It might be prudent for airlines to have child free areas, but I guess it would be expecting too much to expect these without a cost applied!

1 on 31/12/13 by CardCarrying

As you pointed out clearly, you felt dismay initially as you saw the babies in the J cabin. That's the concerns many passengers have, be it a reality or a perception.  

5 on 3/10/13 by Broderick

I recently purchased flights to Kuala Lumpur with AirAsiaX. Was lucky enough to purchase a seat in the very first isle of Economy aka "Child Free/Quiet" zone and yes I was more than happy to pay $46AUD extra for the luxury.

6 on 3/10/13 by RR

Recently endured 12 hours on a Swiss flight from Singapore to Zurich, with FIVE children in business (including 2 babies and 2 under four). Three of them belonged to one family, the children started screeching about two hours into the flight - after dinner when we are trying to sleep - there was at least one making a phenomenal noise for just on 9  hours. Parents were aggravated, and seemed to be adding to the childrens agitation rather than calming them - and they  blocked off one of the toilets for their own use two hours out of Zurich. Normally can sleep thru most things - not this level of disturbance. I travel with strong ear plugs and sleeping pills and was woken continuously. Absolutely the worst flight in 40 years of travelling. Mightily cheesed off paying so much for a flat bed, and not be able to enjoy it. Was not well for several days after. Had a go at Swiss for allowing so many children into business. Think under 12s need to be blocked from at least one business cabin, if not totally from F and J

1 on 3/10/13 by pungpui

Agree with the 12 years age limit - whilst one would think a 4-5+ year old should be able to be disciplined, there are simply incapable parents out there who couldnt care less about their kids running around like headless chickens.

2 on 7/10/13 by eminere

Sorry to read about your experience RR and kudos for complaining to Swiss. I think it's great Malaysia Airlines do not permit infants and young children in their premium cabins and can only hope Singapore Airlines (on whom I do most of my flying) will follow suit one day.

7 on 3/10/13 by aero-seat

I am very surprised that so many people want to pay more and get a seat in the child-free zone.

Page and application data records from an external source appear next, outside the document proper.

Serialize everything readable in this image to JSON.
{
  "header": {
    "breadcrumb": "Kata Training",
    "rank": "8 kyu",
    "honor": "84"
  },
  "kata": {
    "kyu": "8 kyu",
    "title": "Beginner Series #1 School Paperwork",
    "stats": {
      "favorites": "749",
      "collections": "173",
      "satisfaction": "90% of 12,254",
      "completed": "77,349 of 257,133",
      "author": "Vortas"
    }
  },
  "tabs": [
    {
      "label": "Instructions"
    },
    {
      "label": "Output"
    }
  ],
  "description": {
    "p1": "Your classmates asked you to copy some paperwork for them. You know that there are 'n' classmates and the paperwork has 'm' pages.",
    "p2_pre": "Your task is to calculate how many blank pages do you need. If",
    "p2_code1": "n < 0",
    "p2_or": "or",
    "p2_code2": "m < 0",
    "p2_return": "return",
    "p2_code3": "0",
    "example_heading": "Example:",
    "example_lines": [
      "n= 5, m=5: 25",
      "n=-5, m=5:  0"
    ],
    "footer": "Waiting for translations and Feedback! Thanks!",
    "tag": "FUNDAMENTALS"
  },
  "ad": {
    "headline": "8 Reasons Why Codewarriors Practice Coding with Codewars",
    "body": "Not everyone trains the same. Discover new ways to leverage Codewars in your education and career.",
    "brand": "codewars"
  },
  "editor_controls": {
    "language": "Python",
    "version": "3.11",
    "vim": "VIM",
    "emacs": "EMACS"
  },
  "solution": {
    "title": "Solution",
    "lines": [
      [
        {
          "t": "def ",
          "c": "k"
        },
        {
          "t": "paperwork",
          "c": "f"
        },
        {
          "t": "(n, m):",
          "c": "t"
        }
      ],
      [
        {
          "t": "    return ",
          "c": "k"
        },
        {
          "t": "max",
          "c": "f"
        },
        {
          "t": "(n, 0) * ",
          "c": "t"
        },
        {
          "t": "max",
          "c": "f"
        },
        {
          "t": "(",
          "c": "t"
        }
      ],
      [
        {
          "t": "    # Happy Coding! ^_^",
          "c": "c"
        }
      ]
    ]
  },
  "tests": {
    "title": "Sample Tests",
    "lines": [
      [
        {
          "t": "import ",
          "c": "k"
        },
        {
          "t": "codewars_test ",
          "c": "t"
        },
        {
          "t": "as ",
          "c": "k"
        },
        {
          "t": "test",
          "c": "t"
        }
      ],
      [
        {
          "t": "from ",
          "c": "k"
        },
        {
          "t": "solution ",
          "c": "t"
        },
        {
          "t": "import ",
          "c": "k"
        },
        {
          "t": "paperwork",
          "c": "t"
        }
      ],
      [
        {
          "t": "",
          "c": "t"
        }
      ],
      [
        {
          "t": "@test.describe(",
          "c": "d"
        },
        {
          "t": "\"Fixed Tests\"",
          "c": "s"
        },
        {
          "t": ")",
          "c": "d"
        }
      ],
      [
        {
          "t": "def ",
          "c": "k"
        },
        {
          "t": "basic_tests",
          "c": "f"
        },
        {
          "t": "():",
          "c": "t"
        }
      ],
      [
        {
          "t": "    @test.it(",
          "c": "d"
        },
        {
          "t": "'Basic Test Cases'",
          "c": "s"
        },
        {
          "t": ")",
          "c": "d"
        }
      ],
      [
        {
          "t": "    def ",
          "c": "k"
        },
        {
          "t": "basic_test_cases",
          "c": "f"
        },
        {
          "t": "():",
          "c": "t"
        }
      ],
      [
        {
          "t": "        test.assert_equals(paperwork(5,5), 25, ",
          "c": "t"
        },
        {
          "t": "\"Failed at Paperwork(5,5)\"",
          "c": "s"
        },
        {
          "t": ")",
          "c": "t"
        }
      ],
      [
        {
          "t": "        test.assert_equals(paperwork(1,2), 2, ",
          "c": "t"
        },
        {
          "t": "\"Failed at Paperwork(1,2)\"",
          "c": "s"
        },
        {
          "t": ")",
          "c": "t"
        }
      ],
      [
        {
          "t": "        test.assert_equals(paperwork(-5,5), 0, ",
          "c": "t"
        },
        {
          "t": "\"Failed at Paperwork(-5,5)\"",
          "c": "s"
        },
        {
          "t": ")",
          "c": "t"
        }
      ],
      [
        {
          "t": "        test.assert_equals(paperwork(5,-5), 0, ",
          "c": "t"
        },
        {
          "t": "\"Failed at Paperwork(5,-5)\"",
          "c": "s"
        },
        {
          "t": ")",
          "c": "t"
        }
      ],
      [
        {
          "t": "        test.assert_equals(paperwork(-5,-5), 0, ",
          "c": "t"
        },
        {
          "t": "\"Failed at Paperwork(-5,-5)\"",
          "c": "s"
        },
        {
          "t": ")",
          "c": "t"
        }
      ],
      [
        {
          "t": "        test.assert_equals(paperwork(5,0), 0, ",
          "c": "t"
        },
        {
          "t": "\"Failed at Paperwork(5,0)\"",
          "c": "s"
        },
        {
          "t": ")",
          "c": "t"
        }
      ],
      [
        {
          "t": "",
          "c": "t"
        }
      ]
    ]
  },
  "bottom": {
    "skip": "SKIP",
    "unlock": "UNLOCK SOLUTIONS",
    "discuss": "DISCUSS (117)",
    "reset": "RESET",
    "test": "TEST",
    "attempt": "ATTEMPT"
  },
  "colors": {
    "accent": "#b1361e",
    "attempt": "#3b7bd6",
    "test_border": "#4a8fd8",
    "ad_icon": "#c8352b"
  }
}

As I mostly fly premium economy, I don't see this as a major issue for me. I have flown in economy before next to the baby bassinet seats from Sydney to Los Angeles, and I didn't find it a serious problem. 

I think it should be offered but at a smaller fee. $35 is a bit ridiculous!

1 on 6/10/13 by Michael

My sanity on a 10 hour flight is priceless.

8 on 7/10/13 by ezihose

There should be no need to pay more if you have already booked business class. Nothing worse than listening to someone putting their young baby through the hell of a pressurized cabin. Not sure why anyone would be so mean to their own kids! But Business Class needs to get back to exactly that, Its for business travellers that need the time to work or sleep, Bring back first class for those who have money to burn and want their kids to fligh up the pointy end or bring on Premium Econ so that Family's have room to move! Or better still how about making the whole back of the plane Premium so that everyone can feel happy about flying! An extra 2inches wider in the seats and 10 inches of knee room would work wonders and people would automatically flock to the airline with more room.

9 on 10/10/13 by gippsflyer

I'm not against such an offering (under the banner of "choice"), but just like with the "adult" pax - it's not children per say, but rather the "quality/behaviour" of child (and parent/s).

Some babies and children are perfect travellers, some nightmares, but it's luck of the draw and I think blanket bans in cabin classes are somewhat unfair (especially if they paid they same fare as you, some airlines don't offer discounts in the premium cabins). However segments of cabins, with concessions to peak periods and "as needs must" events, seems like a fair balance. 

As no-one can ever guard against all possible adverse events while travelling, sometimes you just have to take the bad with the good...

 

Related News Items

   

Australian business traveller newsletter

Get Updates as they happen, tailored to your preferences, right in your inbox

|

What topics interest you?